If Capo di tutti Capi Roberts demands answers, who am I to refuse the call?

Below the fold, my thoughts on the choice of Stephane Dion for leader of the Liberal Party of Canada. The short version: modest optimism.

(Note: I am not a member of the Liberal Party, but I have voted for them occasionally.)

To understand the dynamics of this leadership race, you need to understand a few things about the Liberal Party’s place in Canadian politics. The Liberal Party has been the semi-permanent Party of Government in Canada, having run the country for the bulk of the 20th century. Liberals — sometimes arrogantly, if not undeservedly — see periods when they are out of power as deviations from the norm.

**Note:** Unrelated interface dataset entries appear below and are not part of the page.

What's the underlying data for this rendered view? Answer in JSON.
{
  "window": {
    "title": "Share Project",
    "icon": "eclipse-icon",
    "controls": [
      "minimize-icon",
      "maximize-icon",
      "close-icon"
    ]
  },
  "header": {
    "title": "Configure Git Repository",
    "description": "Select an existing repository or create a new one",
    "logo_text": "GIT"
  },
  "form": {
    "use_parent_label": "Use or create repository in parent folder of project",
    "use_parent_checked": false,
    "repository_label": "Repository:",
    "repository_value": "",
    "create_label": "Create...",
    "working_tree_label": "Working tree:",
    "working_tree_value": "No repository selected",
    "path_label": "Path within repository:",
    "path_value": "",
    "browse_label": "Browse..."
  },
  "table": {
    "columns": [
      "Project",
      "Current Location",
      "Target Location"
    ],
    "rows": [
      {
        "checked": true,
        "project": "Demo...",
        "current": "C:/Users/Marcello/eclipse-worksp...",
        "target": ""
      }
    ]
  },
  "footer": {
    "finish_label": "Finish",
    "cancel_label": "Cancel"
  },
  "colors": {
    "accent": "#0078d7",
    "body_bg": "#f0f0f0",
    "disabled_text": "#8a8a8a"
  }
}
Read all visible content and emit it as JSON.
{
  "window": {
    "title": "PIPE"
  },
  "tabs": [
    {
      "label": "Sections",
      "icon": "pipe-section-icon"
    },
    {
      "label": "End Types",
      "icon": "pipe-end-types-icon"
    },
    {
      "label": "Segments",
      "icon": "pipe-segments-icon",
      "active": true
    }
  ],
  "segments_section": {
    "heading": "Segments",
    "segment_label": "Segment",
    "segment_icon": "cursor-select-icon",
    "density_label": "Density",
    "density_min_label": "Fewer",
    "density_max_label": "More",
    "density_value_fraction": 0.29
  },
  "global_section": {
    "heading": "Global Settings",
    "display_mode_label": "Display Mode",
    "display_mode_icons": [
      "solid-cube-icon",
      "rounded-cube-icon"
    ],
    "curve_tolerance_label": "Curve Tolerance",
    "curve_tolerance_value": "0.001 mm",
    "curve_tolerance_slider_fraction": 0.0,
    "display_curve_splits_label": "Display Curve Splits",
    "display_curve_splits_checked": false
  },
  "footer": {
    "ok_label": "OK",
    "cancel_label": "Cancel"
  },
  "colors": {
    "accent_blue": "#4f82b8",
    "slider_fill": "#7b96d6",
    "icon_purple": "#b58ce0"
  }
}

The lingering problem for the Liberal Party — which contributed indirectly to its recent electoral defeat — has been a deep division between two factions, respectively loyal to the two previous Liberal Prime Ministers, Jean Chretien and Paul Martin. Declaring my biases: While I’m not a Liberal voter by nature, I was a much bigger fan of Chretien than Martin.

For the past decade or so (until this January), the Liberals were running the country more-or-less competently when it came to fiscal matters, but basically letting a lot of things keep going on cruise control without any government control, most obviously environmental issues. Under the Liberals, carbon emissions have grown way beyond any level we can bring in line with Canada’s Kyoto obligations. The Conservatives now in government, while blaming the Liberals for this situation, have given up even the pretense of complying with Kyoto.

Enter Stephane Dion. As the Minister of the Environment for two years, he did not have a lot of things to chalk up as successes. The reality of Canadian politics, however, is that the Prime Minister has an incredible amount of control over his cabinet and over the Parliament — much stronger than even Bush’s hold on the GOP Congress. We can’t really say whether Dion’s brief record as a middleweight Environment Minister gives any indication of his future success. He was serving two Prime Ministers who did not prioritize the environment. He has made the environment one of his “three pillars," and if the Liberals win he would be the first explicitly green Prime Minister the country has ever had.

Two other things need to be said, one about Stephane Dion, the other about the Liberal Party in general.

I said we don’t have a lot of evidence from Dion’s tenure as Environment Minister to go on. That’s because the bulk of his time in the government of Canada was as Minister of Intergovernmental Affairs, also called the “Unity Minister.” In this position, he took on the separatists in Quebec (a perennial Canadian issue) with great passion and effect; he is credited with having defused much of the separatist passion during the 1990s. (I have written elsewhere that Dion was the man nobody expected to win, but the man who most deserves the job.) Intergovernmental affairs is one of the least popular but most important portfolios in the Canadian political scene, and Dion won grudging respect even from some separatists for his skill and intelligence. Now the man with that skill and intelligence has made saving the environment the campaign issue with which he will fight the next election. I call that a major plus.

The Liberal Party of Canada, however, is not in a great fighting shape at the moment. Heavily in debt, with a poor fundraising apparatus, and still viewed with suspicion by many Canadians after 13 years of incumbency, Dion has a much, much more difficult road ahead of him than many Liberals acknowledge. If the Liberals run on the environment and lose — whether fairly or not — the conventional wisdom could become “running green means losing.” The environment more or less ceased being an issue in Canada in the 1980s or so, and a big loss now under a green banner would risk putting The Cause on the back burner for another decade or more.

Nevertheless, as an environmentalist I am, as I say, modestly optimistic. Dion has made a career out of defying expectations, and the Liberal Party has a strong group of leaders that I suspect will mount a more effective campaign than some realize. And even though the Liberals are not the party I am naturally inclined to vote for, it’s a good day when any party brings the environment front and center. The movement will only arrive when the environment is no longer a partisan issue, after all.